"Nothing seemed to be working," Landau said. "I'll give them credit. They're not wishy-washy. They know what they want."
By July, Landau thought the deal would not come to fruition. But August brought success with sherry shallot glaze, tamari sesame glaze, and a barbecue sauce. That began an intensive back-and-forth on making the products shelf-stable while maintaining their vegan properties.
The sherry shallot sauce is close to what Landau calls "one of our French mother sauces at Vedge," and the Japanese-inspired tamari sesame glaze was developed especially for Williams-Sonoma. "You grill vegetables and throw it in at the last minute," Landau said. "It's a shot of flavor but not all sticky and sweet."
Williams-Sonoma's Gomes said a barbecue sauce was a must.
It had a side benefit for Landau.
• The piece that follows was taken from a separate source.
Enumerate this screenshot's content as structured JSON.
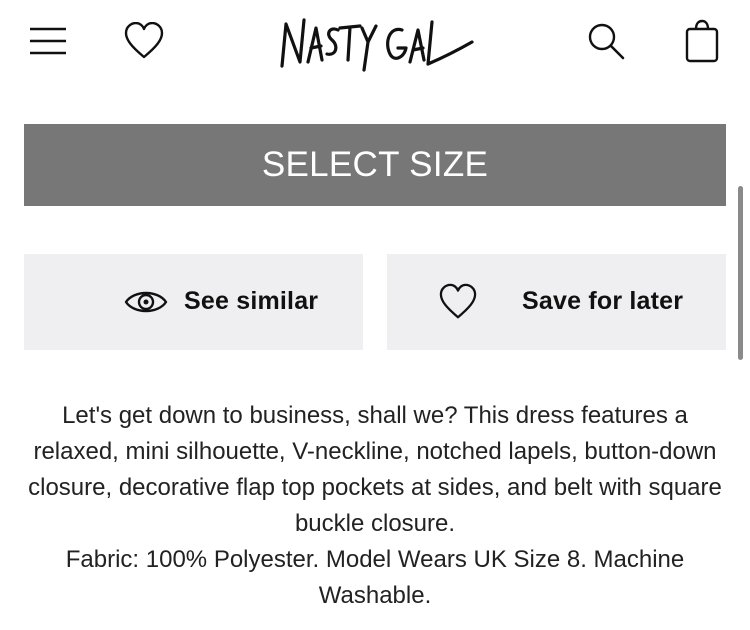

Customers ask him for the barbecue sauce he served at Horizons. Vedge's cooking does not lend itself to it, though. With the sauce in a jar, "I can say, 'Now leave me alone!' "
Landau and Jacoby don't stand to make a killing on the deal. "The first thing [the executive] said to me was, 'You're not going to make a lot of money from this and neither are we,' " Landau said. "But having your name in Williams-Sonoma is an honor."
Contact Michael Klein at firstname.lastname@example.org.